thought reaching the foundation of sickness as merely error, hypnotic
suggestion, illusion, ignorance of divine being.
7th Picture: No barriers of age to Truth.
8th Picture: [Mary Baker Eddy took an hour each
night to know the truth for the world.]
9th Picture: Circle represents world. Note that
Jesus has laid off the robe, showing dominion. Take Christian Science to the
world, and in that light creation is shown anew.
10th Picture: Child thought sees or perceives
Truth. Woman [Science] knocking at the door of mortal mind.
11th Picture: Foreground is FIRST DEGREE,
[then] following the path of light up to the right way, leads beside "still
waters" and "green pastures." The cross, smaller one, represents
demonstrations; birds represent God's winged thoughts. Note white dove coming
from heaven with thought messages nearest the cross. Left side of picture
reached same destination, but the way is rugged.
Again, the mission of Christ and Christmas is
to lift Christianity into Science.
The notes quoted above agree to a marked degree with
the symbols identified in the longer manuscript, An Explanation of the
Illustrated Poem, Christ and Christmas, with remarks by Judge Septimus J. Hanna
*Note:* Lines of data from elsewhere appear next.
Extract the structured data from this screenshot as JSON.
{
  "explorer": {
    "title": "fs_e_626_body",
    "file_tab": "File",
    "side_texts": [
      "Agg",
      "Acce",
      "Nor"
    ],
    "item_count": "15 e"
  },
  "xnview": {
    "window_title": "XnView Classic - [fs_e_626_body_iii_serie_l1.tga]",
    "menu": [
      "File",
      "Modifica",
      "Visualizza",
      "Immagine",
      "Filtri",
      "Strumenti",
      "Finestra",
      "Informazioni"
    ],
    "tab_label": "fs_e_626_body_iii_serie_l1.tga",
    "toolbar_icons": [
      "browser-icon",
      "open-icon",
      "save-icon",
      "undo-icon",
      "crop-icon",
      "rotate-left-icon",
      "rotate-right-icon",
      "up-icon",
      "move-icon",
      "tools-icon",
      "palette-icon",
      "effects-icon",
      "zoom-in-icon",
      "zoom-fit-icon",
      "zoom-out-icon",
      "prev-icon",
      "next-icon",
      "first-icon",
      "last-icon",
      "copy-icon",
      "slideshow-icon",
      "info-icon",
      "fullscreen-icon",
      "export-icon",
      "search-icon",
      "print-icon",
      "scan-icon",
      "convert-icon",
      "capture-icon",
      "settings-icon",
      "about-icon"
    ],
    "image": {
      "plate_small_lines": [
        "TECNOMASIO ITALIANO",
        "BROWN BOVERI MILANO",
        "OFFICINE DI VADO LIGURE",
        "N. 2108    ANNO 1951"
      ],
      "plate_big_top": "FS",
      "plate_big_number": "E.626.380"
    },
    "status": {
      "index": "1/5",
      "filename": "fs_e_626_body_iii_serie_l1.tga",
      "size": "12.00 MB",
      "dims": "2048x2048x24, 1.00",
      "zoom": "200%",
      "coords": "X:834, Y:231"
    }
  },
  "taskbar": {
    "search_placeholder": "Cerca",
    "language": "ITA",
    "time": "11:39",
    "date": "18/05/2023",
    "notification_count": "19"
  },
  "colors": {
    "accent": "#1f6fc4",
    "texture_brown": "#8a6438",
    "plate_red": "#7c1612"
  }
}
and James F. Gilman, which strongly suggests that both sources accurately
reflect the content of Hanna's notes.
As we will see, Mrs. Orgain, as well as the
unknown author of An Explanation, and John Pawlik add some valuable
insights to the understanding of these symbols.
After each picture we thought you might like a little
laugh, so the following brief jollies represent notices that have been seen on
church bulletin boards. They were submitted to us by one of our email
The Rev. Merriwether spoke
briefly, much to the delight of the audience.
Star of Boston book sections
Introduction | Part 1a |
Part 1b | Part 2 |
Christ & Christmas
2 | 3 |
4 | 5 |
6 | 7 |
8 | 9 |
10 | 11